    During my mid-teen years I took an entrance exam for the Philippine High School of the Arts – one was a drawing test (I will cheerfully admit I failed that one because I didn’t really grok the instructions), and the other a writing one where we were given a photograph to look at and come up with a story based off it.

    The photograph was of a lovely blonde woman staring up and beyond the photographer, clutching a boy wearing a cap to her. The photograph was black and white.

    I wrote a WW2 story of a 14 year old Jewish girl trying to flee Amsterdam with her 6 year old brother. Their parents had given their lives for them to escape and the children were hiding, cold and hungry. I described how scared they were, and how the girl was doing her best to be brave and clever and look after her little brother. She thought that it would be best if they could flee the city, as it was crawling with Nazis. Unfortunately as they were trying to dart across a bridge, they were spotted by a patrol. Fear, panic and hunger had them run, and subsequently get shot. The girl’s last thought was how odd it was that the snow felt more like a warm, thick quilt, being tucked around them. (I went with that ending, because I was running out of time. My original planned ending was they would find shelter in a church in a rural town, and escape the Netherlands.)

    The teachers loved that story. They asked me how I’d gotten such a vivid story, gotten into the head of the girl, described the era and the buildings with such detail that apparently one of the other teachers was in tears.

    I’d have gotten in on scholarship because of that story alone, if I’d not said I’d rather travel if given a choice between staying at the school (it had a dorm setup) and traveling abroad (my father was still alive, so his getting sent overseas was still a possibility); because that story was the fruit of my traveling to the places where such a scene might have happened. They were very disappointed; and I sometimes wonder what my life would’ve been like if I’d gone.

  15. Mine come from different places. I had written a lot of a story about a futuristic soldier awakened after a long sleep on a medieval colony world. I did nothing with it for maybe fifteen years until the title for it popped into my head. “Sleeping Duty” was just too good a pun not to use it. So I wrote a new version during a NaNo, never looking at the old version, just using what I remembered of the highlights.
    For Manx Prize, I had the character of Charlotte in my head for the longest time.
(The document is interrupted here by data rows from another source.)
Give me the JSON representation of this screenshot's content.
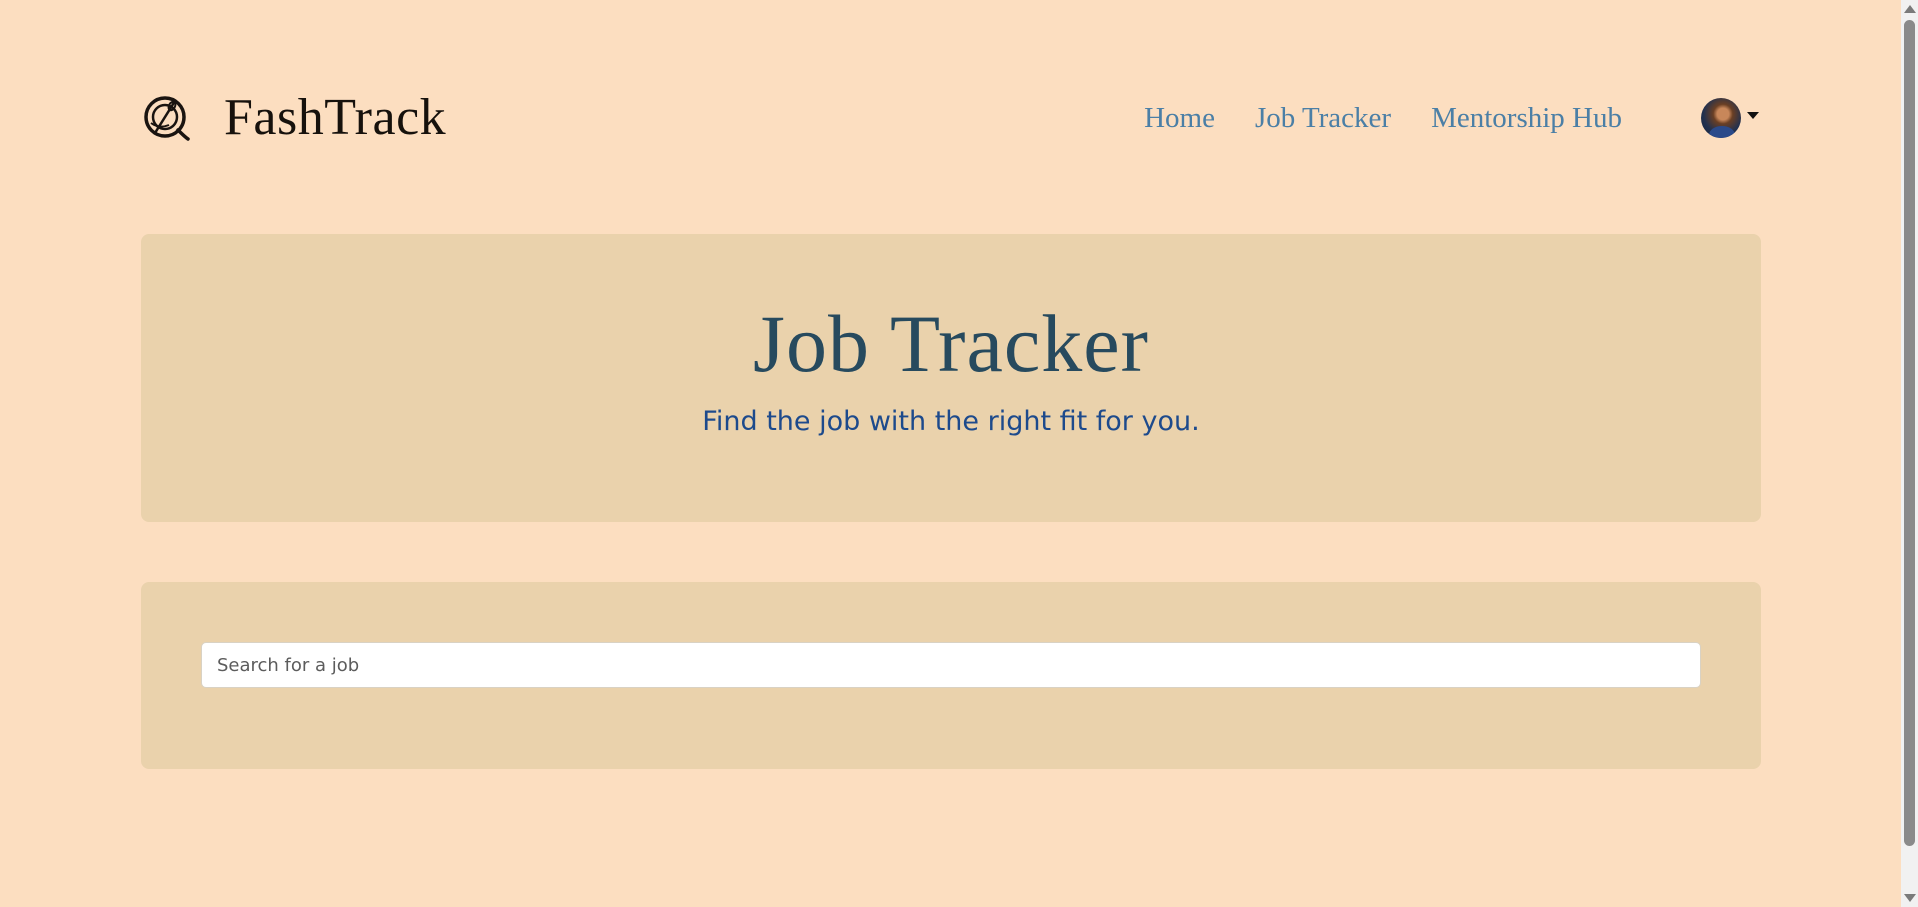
{
  "brand": {
    "name": "FashTrack",
    "logo_icon": "needle-thread-icon"
  },
  "nav": {
    "items": [
      {
        "label": "Home"
      },
      {
        "label": "Job Tracker"
      },
      {
        "label": "Mentorship Hub"
      }
    ],
    "link_color": "#4b7fa6"
  },
  "user": {
    "avatar_icon": "avatar",
    "menu_icon": "caret-down-icon"
  },
  "hero": {
    "title": "Job Tracker",
    "subtitle": "Find the job with the right fit for you."
  },
  "search": {
    "placeholder": "Search for a job",
    "value": ""
  },
  "colors": {
    "page_background": "#fcdec0",
    "panel_background": "#ead2ac",
    "title_color": "#274a5e",
    "subtitle_color": "#1d4a8c"
  }
}
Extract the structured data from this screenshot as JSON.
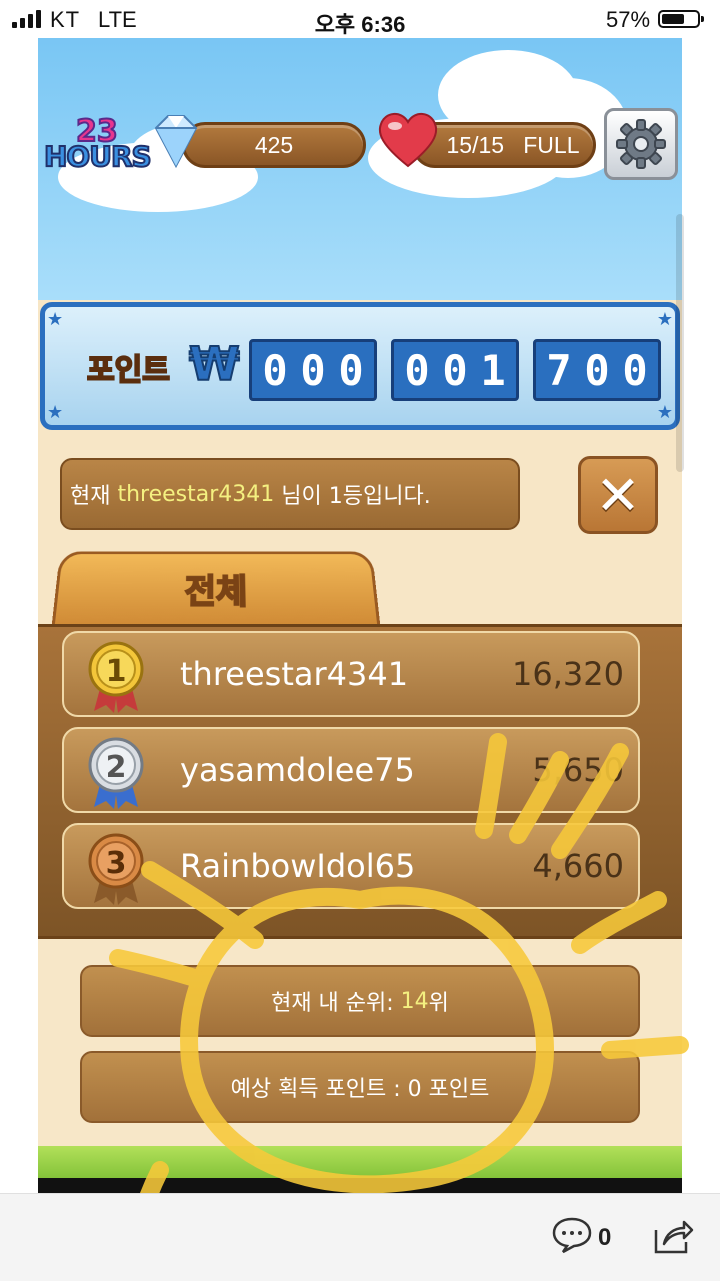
{
  "status_bar": {
    "carrier": "KT",
    "network": "LTE",
    "time": "오후 6:36",
    "battery": "57%"
  },
  "top_bar": {
    "event_logo_number": "23",
    "event_logo_word": "HOURS",
    "gems": "425",
    "hearts": "15/15   FULL"
  },
  "points_board": {
    "label": "포인트",
    "currency_symbol": "₩",
    "digit_groups": [
      [
        "0",
        "0",
        "0"
      ],
      [
        "0",
        "0",
        "1"
      ],
      [
        "7",
        "0",
        "0"
      ]
    ]
  },
  "ranking": {
    "notice_prefix": "현재 ",
    "notice_leader": "threestar4341",
    "notice_suffix": " 님이 1등입니다.",
    "close_symbol": "✕",
    "tab_label": "전체",
    "rows": [
      {
        "rank": "1",
        "name": "threestar4341",
        "score": "16,320"
      },
      {
        "rank": "2",
        "name": "yasamdolee75",
        "score": "5,650"
      },
      {
        "rank": "3",
        "name": "RainbowIdol65",
        "score": "4,660"
      }
    ],
    "my_rank_prefix": "현재 내 순위: ",
    "my_rank_value": "14",
    "my_rank_suffix": "위",
    "expected_points": "예상 획득 포인트 : 0 포인트"
  },
  "toolbar": {
    "comment_count": "0"
  },
  "colors": {
    "sky": "#79c6f4",
    "board_blue": "#2b6fbf",
    "wood": "#a4743d",
    "highlight": "#f4f080",
    "scribble": "#f7c93a"
  }
}
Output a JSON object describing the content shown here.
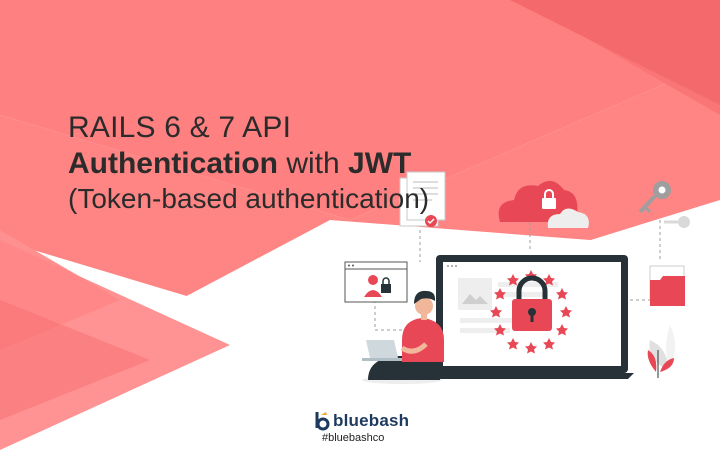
{
  "title": {
    "line1": "RAILS 6 & 7 API",
    "line2_bold_a": "Authentication",
    "line2_mid": " with ",
    "line2_bold_b": "JWT",
    "line3": "(Token-based authentication)"
  },
  "brand": {
    "name": "bluebash",
    "tag": "#bluebashco"
  },
  "colors": {
    "coral": "#ff7b7b",
    "coral_dark": "#f26264",
    "accent": "#e84855",
    "navy": "#263238"
  },
  "icons": [
    "cloud-lock-icon",
    "key-icon",
    "document-icon",
    "folder-icon",
    "browser-lock-icon",
    "laptop-icon",
    "padlock-icon",
    "person-icon",
    "plant-icon",
    "stars-ring-icon"
  ]
}
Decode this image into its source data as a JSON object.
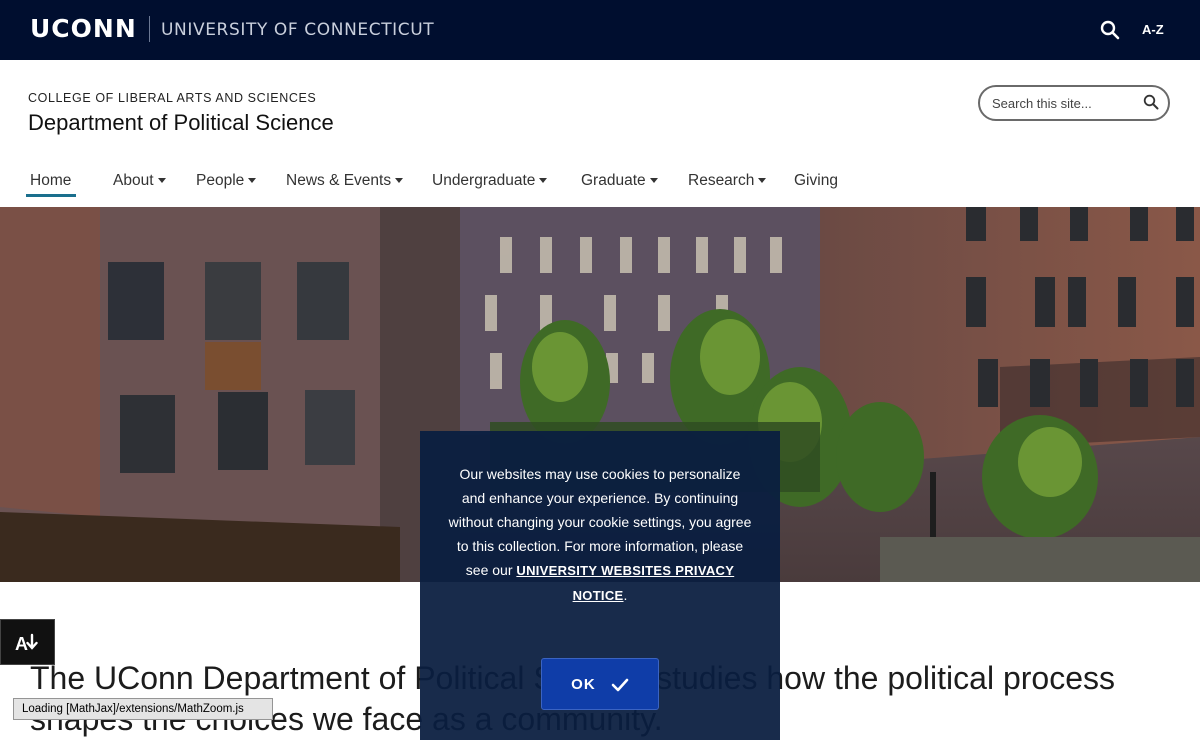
{
  "topbar": {
    "wordmark": "UCONN",
    "university_name": "UNIVERSITY OF CONNECTICUT",
    "search_icon": "search-icon",
    "az_label": "A-Z"
  },
  "header": {
    "college": "COLLEGE OF LIBERAL ARTS AND SCIENCES",
    "department": "Department of Political Science",
    "search_placeholder": "Search this site...",
    "search_icon": "search-icon"
  },
  "nav": {
    "items": [
      {
        "label": "Home",
        "active": true,
        "dropdown": false
      },
      {
        "label": "About",
        "dropdown": true
      },
      {
        "label": "People",
        "dropdown": true
      },
      {
        "label": "News & Events",
        "dropdown": true
      },
      {
        "label": "Undergraduate",
        "dropdown": true
      },
      {
        "label": "Graduate",
        "dropdown": true
      },
      {
        "label": "Research",
        "dropdown": true
      },
      {
        "label": "Giving",
        "dropdown": false
      }
    ]
  },
  "intro": {
    "text": "The UConn Department of Political Science studies how the political process shapes the choices we face as a community."
  },
  "cookie": {
    "text": "Our websites may use cookies to personalize and enhance your experience. By continuing without changing your cookie settings, you agree to this collection. For more information, please see our",
    "link_label": "UNIVERSITY WEBSITES PRIVACY NOTICE",
    "after_link": ".",
    "ok_label": "OK",
    "ok_icon": "check-icon"
  },
  "accessibility": {
    "icon": "accessibility-download-icon"
  },
  "mathjax": {
    "status": "Loading [MathJax]/extensions/MathZoom.js"
  },
  "colors": {
    "topbar": "#000e2f",
    "accent": "#1a6f8d",
    "cookie_bg": "#0a1e40",
    "ok_button": "#0f3da8"
  }
}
She was an engineer who had something to do with orbital industry. I didn’t know what. I had no plot, just her. In the real world, organizations had been offering prizes like the Ansari X Prize that Burt Rutan won, I was working on orbital debris issues at work, and it suddenly came to me she was trying to win a prize for de-orbiting space junk. The weird thing was that it took me so long to put that together. I had her and the rest of it in my head for at least a year.